Segment Start: Data in this exercise

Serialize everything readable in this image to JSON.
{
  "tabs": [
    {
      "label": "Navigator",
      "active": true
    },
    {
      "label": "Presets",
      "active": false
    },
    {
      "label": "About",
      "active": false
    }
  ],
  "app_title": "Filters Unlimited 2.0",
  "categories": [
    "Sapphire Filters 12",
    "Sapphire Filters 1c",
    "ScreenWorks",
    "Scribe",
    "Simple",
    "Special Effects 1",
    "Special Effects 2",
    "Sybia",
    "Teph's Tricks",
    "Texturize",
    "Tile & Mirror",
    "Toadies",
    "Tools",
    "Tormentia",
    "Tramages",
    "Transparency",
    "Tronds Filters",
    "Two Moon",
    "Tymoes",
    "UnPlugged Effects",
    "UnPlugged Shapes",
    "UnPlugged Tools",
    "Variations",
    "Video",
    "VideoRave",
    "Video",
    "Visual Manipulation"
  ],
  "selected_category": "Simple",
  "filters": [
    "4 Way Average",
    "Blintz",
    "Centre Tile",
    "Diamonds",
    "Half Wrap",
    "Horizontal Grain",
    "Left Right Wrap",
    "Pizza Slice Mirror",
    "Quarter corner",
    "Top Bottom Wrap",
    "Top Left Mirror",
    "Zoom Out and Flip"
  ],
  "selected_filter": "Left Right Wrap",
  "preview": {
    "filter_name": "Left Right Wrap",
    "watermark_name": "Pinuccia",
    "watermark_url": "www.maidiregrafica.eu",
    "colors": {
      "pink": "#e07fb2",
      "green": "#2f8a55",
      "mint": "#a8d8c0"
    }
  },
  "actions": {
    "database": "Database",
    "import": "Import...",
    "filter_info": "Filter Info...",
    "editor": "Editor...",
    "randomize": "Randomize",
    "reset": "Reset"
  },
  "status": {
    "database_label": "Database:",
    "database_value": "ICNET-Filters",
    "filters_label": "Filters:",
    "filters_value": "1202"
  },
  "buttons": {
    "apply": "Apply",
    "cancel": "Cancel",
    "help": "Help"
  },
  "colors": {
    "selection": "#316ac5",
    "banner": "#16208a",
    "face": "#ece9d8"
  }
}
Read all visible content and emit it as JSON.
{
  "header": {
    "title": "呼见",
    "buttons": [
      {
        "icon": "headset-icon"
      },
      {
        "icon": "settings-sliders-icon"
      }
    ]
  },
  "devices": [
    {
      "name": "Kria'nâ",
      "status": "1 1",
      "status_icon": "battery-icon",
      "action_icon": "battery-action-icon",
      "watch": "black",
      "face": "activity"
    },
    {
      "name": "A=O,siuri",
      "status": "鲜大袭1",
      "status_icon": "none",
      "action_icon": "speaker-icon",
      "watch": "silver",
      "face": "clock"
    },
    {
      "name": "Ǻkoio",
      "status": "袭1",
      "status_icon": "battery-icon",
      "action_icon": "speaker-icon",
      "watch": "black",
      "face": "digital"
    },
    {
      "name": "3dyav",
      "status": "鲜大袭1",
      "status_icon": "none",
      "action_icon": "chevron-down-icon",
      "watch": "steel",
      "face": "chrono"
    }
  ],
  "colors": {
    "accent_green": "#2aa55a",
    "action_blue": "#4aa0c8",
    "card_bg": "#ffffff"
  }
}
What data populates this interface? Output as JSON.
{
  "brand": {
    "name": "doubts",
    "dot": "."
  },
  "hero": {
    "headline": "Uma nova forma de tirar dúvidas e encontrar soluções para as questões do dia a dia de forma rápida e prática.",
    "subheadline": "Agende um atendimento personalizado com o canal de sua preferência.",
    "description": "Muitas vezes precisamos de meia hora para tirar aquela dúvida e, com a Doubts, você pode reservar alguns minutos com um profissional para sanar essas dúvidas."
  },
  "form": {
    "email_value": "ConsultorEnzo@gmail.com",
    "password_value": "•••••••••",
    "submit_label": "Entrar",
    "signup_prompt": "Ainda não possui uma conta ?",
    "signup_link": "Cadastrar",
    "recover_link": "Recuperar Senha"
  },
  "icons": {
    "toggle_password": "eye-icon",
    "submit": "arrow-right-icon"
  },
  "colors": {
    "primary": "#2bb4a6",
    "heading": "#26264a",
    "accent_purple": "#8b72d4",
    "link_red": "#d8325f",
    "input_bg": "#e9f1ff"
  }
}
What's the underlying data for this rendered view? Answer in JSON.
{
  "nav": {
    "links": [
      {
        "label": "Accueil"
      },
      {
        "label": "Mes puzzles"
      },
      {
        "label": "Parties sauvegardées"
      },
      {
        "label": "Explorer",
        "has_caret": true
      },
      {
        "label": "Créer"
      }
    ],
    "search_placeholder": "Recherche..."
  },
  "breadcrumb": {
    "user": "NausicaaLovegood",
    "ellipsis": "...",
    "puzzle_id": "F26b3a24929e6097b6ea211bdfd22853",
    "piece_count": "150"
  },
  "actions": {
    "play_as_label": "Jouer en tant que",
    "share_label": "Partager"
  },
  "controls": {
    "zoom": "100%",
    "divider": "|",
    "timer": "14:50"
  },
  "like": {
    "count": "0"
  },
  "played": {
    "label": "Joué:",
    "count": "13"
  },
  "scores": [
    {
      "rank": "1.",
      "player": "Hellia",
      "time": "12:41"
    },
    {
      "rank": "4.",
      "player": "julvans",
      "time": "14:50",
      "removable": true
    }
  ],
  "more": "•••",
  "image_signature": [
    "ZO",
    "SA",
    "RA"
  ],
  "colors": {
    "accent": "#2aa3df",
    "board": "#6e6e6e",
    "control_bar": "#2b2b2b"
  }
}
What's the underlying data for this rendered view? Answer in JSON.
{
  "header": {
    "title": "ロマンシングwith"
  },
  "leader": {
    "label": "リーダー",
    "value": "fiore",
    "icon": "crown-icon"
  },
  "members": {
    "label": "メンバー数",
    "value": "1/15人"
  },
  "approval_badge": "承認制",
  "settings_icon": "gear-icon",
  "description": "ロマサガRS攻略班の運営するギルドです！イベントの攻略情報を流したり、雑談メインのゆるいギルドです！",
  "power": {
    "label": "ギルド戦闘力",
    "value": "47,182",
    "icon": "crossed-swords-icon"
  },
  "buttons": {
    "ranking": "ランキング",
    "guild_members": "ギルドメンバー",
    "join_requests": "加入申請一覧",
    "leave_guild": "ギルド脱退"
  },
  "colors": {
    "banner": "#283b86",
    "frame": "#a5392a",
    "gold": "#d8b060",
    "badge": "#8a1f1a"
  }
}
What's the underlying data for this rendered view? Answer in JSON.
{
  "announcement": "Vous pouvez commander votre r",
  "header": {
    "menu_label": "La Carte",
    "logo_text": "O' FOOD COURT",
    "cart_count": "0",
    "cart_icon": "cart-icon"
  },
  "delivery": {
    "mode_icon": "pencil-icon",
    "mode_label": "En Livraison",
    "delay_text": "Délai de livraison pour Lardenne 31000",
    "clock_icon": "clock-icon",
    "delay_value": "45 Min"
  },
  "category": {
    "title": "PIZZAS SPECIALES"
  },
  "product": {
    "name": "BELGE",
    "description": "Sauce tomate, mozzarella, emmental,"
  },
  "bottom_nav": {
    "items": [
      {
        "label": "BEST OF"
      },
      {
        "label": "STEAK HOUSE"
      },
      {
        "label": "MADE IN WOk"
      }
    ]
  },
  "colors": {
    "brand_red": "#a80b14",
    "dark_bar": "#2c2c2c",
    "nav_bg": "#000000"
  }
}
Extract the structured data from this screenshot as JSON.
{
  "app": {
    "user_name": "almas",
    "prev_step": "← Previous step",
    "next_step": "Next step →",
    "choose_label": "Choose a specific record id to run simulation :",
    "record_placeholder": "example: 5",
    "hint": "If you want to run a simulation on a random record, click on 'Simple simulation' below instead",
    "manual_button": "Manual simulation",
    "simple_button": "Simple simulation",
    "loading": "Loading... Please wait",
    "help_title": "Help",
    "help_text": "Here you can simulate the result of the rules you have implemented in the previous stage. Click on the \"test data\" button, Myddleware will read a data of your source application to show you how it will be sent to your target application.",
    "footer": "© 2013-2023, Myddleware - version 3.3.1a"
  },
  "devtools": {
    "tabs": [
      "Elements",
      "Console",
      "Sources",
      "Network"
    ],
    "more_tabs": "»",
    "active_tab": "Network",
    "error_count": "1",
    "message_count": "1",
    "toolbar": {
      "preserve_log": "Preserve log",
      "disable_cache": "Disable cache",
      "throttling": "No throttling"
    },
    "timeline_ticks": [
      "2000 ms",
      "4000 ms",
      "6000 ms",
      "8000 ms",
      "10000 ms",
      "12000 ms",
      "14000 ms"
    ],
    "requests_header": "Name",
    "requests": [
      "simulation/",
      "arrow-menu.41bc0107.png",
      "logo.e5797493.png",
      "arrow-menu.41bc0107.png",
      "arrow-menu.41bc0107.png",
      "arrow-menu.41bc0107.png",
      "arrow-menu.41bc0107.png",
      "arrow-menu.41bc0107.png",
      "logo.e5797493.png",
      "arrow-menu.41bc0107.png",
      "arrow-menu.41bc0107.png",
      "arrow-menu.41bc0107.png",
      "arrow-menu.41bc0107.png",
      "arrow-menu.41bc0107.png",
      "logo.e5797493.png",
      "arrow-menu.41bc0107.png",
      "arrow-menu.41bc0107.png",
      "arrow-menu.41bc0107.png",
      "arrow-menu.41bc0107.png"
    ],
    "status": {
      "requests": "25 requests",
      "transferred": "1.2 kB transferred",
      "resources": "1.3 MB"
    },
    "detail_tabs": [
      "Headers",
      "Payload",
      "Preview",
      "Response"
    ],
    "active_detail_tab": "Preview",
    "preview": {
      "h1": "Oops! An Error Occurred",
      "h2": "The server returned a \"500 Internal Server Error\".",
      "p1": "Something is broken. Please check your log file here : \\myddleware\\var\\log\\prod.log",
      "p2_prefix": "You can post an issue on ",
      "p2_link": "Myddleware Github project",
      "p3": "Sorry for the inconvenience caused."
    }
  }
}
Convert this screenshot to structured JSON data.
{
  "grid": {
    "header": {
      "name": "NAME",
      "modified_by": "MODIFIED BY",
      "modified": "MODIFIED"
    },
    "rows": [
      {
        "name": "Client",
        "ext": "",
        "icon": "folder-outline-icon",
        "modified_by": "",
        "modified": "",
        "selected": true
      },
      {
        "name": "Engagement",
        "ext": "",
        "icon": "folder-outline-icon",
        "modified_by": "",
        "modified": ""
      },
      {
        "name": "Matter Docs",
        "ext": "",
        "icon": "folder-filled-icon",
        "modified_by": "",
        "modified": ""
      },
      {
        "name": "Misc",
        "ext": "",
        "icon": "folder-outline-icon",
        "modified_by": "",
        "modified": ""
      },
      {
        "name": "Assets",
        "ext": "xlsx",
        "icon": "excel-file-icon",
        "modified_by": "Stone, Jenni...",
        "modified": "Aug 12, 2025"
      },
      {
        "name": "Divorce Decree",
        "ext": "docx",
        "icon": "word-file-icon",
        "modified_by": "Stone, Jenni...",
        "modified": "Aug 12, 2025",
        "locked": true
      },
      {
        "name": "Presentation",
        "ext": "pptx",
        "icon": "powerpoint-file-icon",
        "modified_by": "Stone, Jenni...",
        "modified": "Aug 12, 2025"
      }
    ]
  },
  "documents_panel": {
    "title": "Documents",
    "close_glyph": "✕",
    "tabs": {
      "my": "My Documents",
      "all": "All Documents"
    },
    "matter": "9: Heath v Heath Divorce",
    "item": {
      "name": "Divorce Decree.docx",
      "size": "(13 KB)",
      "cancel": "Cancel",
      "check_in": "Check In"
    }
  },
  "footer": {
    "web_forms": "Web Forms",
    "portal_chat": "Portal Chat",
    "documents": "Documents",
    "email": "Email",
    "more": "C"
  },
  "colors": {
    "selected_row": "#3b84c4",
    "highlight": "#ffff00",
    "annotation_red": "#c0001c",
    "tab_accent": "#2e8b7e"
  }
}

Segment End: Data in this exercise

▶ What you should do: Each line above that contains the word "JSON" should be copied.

▶ Result:
Serialize everything readable in this image to JSON.
Read all visible content and emit it as JSON.
What data populates this interface? Output as JSON.
What's the underlying data for this rendered view? Answer in JSON.
What's the underlying data for this rendered view? Answer in JSON.
What's the underlying data for this rendered view? Answer in JSON.
Extract the structured data from this screenshot as JSON.
Convert this screenshot to structured JSON data.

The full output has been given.